* **REQUIREMENT**
The text of every record, exactly as given and with no pictures, should be your output.

* **INFORMATION GIVEN**
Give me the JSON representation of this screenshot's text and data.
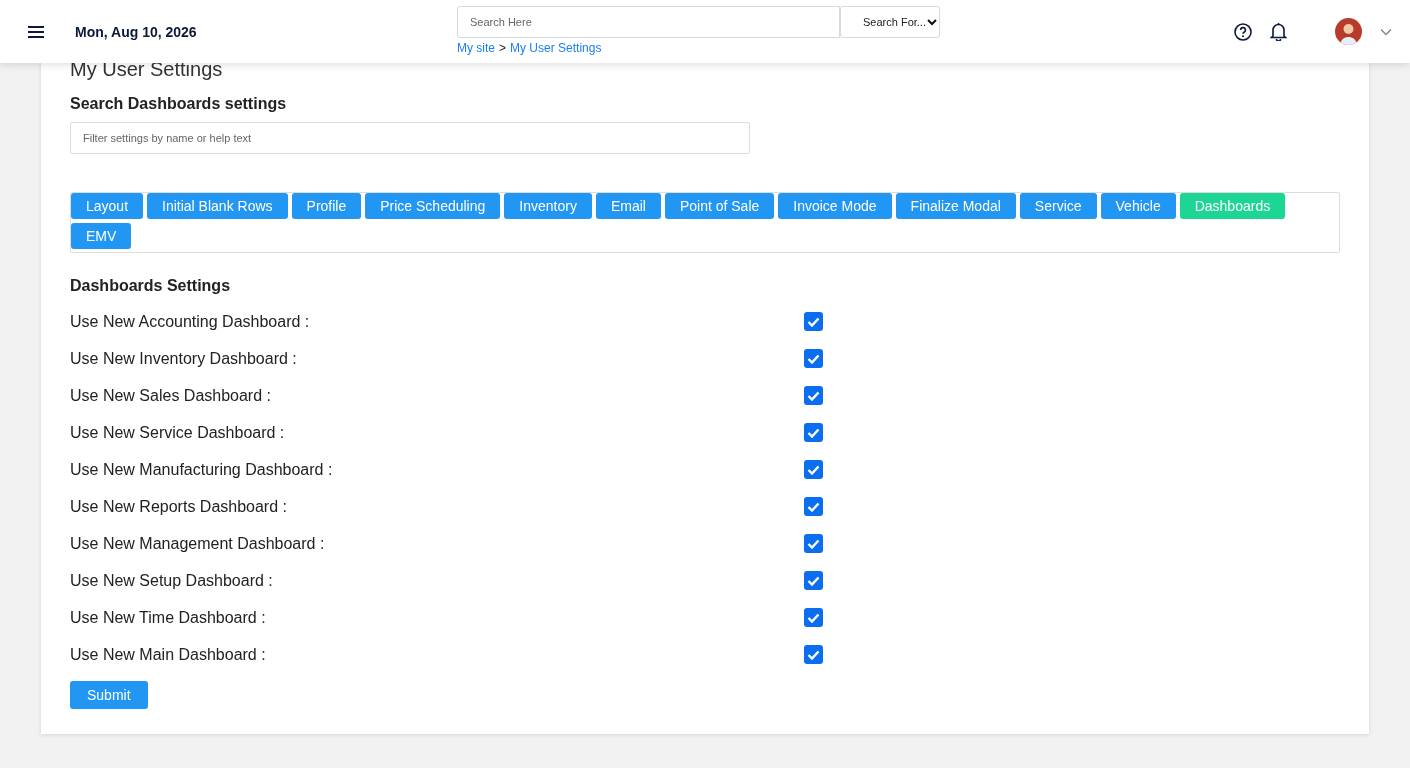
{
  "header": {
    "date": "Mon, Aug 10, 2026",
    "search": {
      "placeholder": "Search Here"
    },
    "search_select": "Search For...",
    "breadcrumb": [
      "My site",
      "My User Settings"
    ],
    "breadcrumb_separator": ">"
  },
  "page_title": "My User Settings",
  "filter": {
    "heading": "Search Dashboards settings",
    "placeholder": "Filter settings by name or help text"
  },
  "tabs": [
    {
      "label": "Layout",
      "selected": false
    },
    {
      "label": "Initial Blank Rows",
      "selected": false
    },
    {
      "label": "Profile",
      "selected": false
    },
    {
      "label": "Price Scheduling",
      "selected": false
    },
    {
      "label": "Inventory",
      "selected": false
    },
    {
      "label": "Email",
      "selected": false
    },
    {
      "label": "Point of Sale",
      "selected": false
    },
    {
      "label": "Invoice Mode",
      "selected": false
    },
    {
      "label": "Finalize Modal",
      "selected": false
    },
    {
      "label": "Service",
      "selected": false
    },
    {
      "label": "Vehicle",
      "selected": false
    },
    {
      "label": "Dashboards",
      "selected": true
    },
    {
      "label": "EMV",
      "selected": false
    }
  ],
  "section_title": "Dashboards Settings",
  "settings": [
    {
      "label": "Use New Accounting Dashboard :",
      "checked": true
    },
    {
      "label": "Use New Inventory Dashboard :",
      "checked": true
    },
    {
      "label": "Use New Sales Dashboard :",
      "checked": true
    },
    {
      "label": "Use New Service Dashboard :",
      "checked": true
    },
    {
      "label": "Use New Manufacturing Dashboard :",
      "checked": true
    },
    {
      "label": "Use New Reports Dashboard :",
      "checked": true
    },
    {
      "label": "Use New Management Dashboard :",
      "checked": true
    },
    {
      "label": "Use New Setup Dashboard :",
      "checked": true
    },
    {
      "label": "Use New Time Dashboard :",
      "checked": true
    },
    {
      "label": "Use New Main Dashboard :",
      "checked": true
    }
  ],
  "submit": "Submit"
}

* **WRITTEN RESPONSE**
Give me the JSON representation of this screenshot's text and data.
{
  "header": {
    "date": "Mon, Aug 10, 2026",
    "search": {
      "placeholder": "Search Here"
    },
    "search_select": "Search For...",
    "breadcrumb": [
      "My site",
      "My User Settings"
    ],
    "breadcrumb_separator": ">"
  },
  "page_title": "My User Settings",
  "filter": {
    "heading": "Search Dashboards settings",
    "placeholder": "Filter settings by name or help text"
  },
  "tabs": [
    {
      "label": "Layout",
      "selected": false
    },
    {
      "label": "Initial Blank Rows",
      "selected": false
    },
    {
      "label": "Profile",
      "selected": false
    },
    {
      "label": "Price Scheduling",
      "selected": false
    },
    {
      "label": "Inventory",
      "selected": false
    },
    {
      "label": "Email",
      "selected": false
    },
    {
      "label": "Point of Sale",
      "selected": false
    },
    {
      "label": "Invoice Mode",
      "selected": false
    },
    {
      "label": "Finalize Modal",
      "selected": false
    },
    {
      "label": "Service",
      "selected": false
    },
    {
      "label": "Vehicle",
      "selected": false
    },
    {
      "label": "Dashboards",
      "selected": true
    },
    {
      "label": "EMV",
      "selected": false
    }
  ],
  "section_title": "Dashboards Settings",
  "settings": [
    {
      "label": "Use New Accounting Dashboard :",
      "checked": true
    },
    {
      "label": "Use New Inventory Dashboard :",
      "checked": true
    },
    {
      "label": "Use New Sales Dashboard :",
      "checked": true
    },
    {
      "label": "Use New Service Dashboard :",
      "checked": true
    },
    {
      "label": "Use New Manufacturing Dashboard :",
      "checked": true
    },
    {
      "label": "Use New Reports Dashboard :",
      "checked": true
    },
    {
      "label": "Use New Management Dashboard :",
      "checked": true
    },
    {
      "label": "Use New Setup Dashboard :",
      "checked": true
    },
    {
      "label": "Use New Time Dashboard :",
      "checked": true
    },
    {
      "label": "Use New Main Dashboard :",
      "checked": true
    }
  ],
  "submit": "Submit"
}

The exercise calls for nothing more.